-- Data for analysis follows --
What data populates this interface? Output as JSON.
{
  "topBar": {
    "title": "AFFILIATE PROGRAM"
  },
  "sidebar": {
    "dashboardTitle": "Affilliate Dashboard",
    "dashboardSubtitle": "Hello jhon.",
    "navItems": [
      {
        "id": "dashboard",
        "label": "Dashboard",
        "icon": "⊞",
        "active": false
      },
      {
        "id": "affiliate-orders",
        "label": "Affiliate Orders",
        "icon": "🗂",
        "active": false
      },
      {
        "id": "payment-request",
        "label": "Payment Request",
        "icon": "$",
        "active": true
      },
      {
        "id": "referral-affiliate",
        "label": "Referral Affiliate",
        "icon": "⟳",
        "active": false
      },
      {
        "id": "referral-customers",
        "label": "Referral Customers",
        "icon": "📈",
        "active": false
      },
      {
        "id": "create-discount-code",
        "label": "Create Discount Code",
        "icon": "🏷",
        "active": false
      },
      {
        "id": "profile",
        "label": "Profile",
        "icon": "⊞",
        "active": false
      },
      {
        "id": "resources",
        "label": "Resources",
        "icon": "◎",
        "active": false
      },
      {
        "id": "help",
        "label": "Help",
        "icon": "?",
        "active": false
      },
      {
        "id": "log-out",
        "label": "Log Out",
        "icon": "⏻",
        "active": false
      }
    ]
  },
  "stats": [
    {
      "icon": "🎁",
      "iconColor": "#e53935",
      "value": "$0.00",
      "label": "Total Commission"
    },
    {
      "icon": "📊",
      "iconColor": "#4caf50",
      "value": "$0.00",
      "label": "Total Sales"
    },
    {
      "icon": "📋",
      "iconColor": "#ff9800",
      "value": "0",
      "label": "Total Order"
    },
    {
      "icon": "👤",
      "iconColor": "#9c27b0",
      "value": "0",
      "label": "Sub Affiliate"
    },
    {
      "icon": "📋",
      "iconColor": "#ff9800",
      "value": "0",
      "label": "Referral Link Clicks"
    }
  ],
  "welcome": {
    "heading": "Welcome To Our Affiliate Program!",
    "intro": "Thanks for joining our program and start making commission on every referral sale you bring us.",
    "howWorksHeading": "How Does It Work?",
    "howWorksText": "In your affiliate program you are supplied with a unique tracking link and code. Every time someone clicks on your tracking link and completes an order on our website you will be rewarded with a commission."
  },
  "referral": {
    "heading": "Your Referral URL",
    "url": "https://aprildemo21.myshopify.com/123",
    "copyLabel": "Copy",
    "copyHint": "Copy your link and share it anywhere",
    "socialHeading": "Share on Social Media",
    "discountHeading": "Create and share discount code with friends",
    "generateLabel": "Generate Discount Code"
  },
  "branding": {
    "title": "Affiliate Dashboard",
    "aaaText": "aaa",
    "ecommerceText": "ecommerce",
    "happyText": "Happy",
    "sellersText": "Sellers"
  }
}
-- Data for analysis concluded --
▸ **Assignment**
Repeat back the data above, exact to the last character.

▸ **Answer to the exercise**
What data populates this interface? Output as JSON.
{
  "topBar": {
    "title": "AFFILIATE PROGRAM"
  },
  "sidebar": {
    "dashboardTitle": "Affilliate Dashboard",
    "dashboardSubtitle": "Hello jhon.",
    "navItems": [
      {
        "id": "dashboard",
        "label": "Dashboard",
        "icon": "⊞",
        "active": false
      },
      {
        "id": "affiliate-orders",
        "label": "Affiliate Orders",
        "icon": "🗂",
        "active": false
      },
      {
        "id": "payment-request",
        "label": "Payment Request",
        "icon": "$",
        "active": true
      },
      {
        "id": "referral-affiliate",
        "label": "Referral Affiliate",
        "icon": "⟳",
        "active": false
      },
      {
        "id": "referral-customers",
        "label": "Referral Customers",
        "icon": "📈",
        "active": false
      },
      {
        "id": "create-discount-code",
        "label": "Create Discount Code",
        "icon": "🏷",
        "active": false
      },
      {
        "id": "profile",
        "label": "Profile",
        "icon": "⊞",
        "active": false
      },
      {
        "id": "resources",
        "label": "Resources",
        "icon": "◎",
        "active": false
      },
      {
        "id": "help",
        "label": "Help",
        "icon": "?",
        "active": false
      },
      {
        "id": "log-out",
        "label": "Log Out",
        "icon": "⏻",
        "active": false
      }
    ]
  },
  "stats": [
    {
      "icon": "🎁",
      "iconColor": "#e53935",
      "value": "$0.00",
      "label": "Total Commission"
    },
    {
      "icon": "📊",
      "iconColor": "#4caf50",
      "value": "$0.00",
      "label": "Total Sales"
    },
    {
      "icon": "📋",
      "iconColor": "#ff9800",
      "value": "0",
      "label": "Total Order"
    },
    {
      "icon": "👤",
      "iconColor": "#9c27b0",
      "value": "0",
      "label": "Sub Affiliate"
    },
    {
      "icon": "📋",
      "iconColor": "#ff9800",
      "value": "0",
      "label": "Referral Link Clicks"
    }
  ],
  "welcome": {
    "heading": "Welcome To Our Affiliate Program!",
    "intro": "Thanks for joining our program and start making commission on every referral sale you bring us.",
    "howWorksHeading": "How Does It Work?",
    "howWorksText": "In your affiliate program you are supplied with a unique tracking link and code. Every time someone clicks on your tracking link and completes an order on our website you will be rewarded with a commission."
  },
  "referral": {
    "heading": "Your Referral URL",
    "url": "https://aprildemo21.myshopify.com/123",
    "copyLabel": "Copy",
    "copyHint": "Copy your link and share it anywhere",
    "socialHeading": "Share on Social Media",
    "discountHeading": "Create and share discount code with friends",
    "generateLabel": "Generate Discount Code"
  },
  "branding": {
    "title": "Affiliate Dashboard",
    "aaaText": "aaa",
    "ecommerceText": "ecommerce",
    "happyText": "Happy",
    "sellersText": "Sellers"
  }
}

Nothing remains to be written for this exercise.